1 hours ago

Two weeks after a massive stroke, Nobel Peace Prize winner and former president and prime minister of Israel Shimon Peres passed away late Tuesday night. In a political, military, and diplomatic career that lasted nearly 70 years, Peres was influential both in building up the formidable strength of the Israeli military and in seeking to negotiate lasting peace with Israel's many neighboring Arab countries. Within hours of the announcement of his death, both condolences and tributes began pouring in, including from former President Bill Clinton, Speaker of the House Paul Ryan, and former United Kingdom Prime Minister Tony Blair.

Democrats Taking Aim at Gary Johnson
1 hours ago

"Democrats panicked by third-party candidates drawing support away from Hillary Clinton are ramping up their attacks against Gary Johnson and warning that a vote for a third party is a vote for Donald Trump. Liberal groups are passing around embarrassing videos of Johnson and running ads against him warning about his positions on issues like climate change that are important to young voters and independents."

Dutch Investigators: MH17 Was Downed by Russian Launcher
1 hours ago

Russo-Western relations are getting thornier all the time. "Dutch-led criminal investigators said Wednesday they have solid evidence that a Malaysian jet was shot down by a Buk missile moved into eastern Ukraine from Russia. Wilbert Paulissen, head of the Central Crime Investigation department of the Dutch National Police, said communications intercepts showed that pro-Moscow rebels had called for deployment of the mobile surface-to-air weapon, and reported its arrival in rebel-controlled areas of eastern Ukraine." Russia, of course, is denying culpability.

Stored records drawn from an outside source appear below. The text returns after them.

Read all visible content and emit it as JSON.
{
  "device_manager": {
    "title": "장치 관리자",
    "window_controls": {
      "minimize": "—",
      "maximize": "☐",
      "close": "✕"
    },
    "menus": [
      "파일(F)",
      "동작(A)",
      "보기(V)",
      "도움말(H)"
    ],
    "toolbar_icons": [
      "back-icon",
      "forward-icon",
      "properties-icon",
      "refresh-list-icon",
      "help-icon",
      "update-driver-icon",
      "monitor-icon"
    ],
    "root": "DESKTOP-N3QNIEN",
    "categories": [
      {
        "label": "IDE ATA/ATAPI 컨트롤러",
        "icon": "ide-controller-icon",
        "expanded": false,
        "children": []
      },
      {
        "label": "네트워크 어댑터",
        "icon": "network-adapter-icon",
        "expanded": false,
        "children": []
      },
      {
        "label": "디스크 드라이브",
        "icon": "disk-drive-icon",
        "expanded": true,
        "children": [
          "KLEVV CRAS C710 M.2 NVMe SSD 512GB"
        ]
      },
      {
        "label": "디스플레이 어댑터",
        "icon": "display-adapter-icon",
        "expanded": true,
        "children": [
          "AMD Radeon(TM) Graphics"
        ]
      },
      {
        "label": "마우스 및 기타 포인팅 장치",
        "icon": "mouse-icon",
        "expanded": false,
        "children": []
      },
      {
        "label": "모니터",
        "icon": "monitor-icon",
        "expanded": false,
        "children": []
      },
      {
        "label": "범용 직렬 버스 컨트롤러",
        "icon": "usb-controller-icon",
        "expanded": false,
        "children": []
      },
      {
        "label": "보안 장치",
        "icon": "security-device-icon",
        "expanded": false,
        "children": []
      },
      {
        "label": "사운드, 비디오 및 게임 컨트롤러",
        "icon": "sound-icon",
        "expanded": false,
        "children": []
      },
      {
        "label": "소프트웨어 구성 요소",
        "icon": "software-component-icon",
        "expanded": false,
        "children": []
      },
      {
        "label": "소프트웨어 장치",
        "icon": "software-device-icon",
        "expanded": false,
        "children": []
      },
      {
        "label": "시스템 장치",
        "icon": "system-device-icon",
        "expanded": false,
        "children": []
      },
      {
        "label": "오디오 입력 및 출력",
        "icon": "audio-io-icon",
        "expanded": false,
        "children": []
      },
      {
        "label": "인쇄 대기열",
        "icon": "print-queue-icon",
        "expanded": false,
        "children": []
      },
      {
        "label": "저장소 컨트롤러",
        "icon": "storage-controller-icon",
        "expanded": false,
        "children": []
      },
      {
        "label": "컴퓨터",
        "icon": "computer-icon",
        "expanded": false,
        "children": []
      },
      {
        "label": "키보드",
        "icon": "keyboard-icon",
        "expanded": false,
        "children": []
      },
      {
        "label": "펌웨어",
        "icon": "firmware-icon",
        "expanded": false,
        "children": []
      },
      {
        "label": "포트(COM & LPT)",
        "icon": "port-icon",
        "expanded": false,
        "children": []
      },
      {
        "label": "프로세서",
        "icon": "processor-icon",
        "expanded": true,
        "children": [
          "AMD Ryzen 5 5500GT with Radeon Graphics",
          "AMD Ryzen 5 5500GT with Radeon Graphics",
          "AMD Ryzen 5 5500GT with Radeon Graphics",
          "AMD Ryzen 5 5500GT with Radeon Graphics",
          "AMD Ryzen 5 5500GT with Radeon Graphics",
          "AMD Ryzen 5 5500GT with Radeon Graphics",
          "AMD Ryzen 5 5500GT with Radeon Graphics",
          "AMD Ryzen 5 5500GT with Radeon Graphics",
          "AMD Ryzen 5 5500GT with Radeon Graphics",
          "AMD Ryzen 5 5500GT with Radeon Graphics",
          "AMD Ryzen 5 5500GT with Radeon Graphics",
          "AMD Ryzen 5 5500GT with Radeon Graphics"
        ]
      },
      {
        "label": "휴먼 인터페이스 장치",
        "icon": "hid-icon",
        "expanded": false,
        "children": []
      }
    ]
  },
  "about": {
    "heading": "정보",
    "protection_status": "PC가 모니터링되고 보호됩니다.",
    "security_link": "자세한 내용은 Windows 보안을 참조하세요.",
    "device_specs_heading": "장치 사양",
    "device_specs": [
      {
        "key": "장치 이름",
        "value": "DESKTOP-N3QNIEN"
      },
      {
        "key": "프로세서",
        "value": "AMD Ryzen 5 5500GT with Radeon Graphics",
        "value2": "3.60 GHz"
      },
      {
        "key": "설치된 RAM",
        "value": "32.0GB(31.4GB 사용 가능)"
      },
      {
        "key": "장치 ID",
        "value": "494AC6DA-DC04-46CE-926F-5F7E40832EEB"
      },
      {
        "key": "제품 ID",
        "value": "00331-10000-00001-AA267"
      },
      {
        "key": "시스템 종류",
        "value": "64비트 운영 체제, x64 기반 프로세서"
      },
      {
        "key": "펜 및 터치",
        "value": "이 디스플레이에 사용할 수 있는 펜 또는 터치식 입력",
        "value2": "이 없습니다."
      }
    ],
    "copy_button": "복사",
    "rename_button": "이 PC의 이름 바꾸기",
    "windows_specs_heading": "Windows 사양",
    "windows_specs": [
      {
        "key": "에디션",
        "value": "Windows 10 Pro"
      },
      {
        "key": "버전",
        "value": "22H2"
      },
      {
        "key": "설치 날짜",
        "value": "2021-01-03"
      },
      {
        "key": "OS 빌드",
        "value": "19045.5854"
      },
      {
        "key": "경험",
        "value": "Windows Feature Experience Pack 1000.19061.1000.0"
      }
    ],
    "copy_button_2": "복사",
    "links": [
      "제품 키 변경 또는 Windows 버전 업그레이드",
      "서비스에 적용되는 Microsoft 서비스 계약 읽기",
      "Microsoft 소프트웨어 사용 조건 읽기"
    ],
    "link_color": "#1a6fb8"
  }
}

Arizona Republic Endorses Clinton
1 hours ago

In its roughly 125-year history, the Arizona Republic has never endorsed a Democratic candidate for president. Until now. "The 2016 Republican candidate is not conservative and he is not qualified," the editors write, as they throw their support to Hillary Clinton.

Deal on Flint Aid Likely to Avert Shutdown
1 hours ago

Speaker of the House Paul Ryan and House Minority Leader Nancy Pelosi have reached a deal which is likely to avert a government shutdown. The biggest impediment had been the GOP's refusal to include funding for Flint water system reconstruction in the continuing resolution, and this solution provides an alternative measure likely to appease both sides. The funding for Flint will be included in the Water Resources and Development Act as an amendment to the version passed by the House of Representatives, one which will be passed in the senate. It now appears likely that Congress will in fact be able to keep the government open.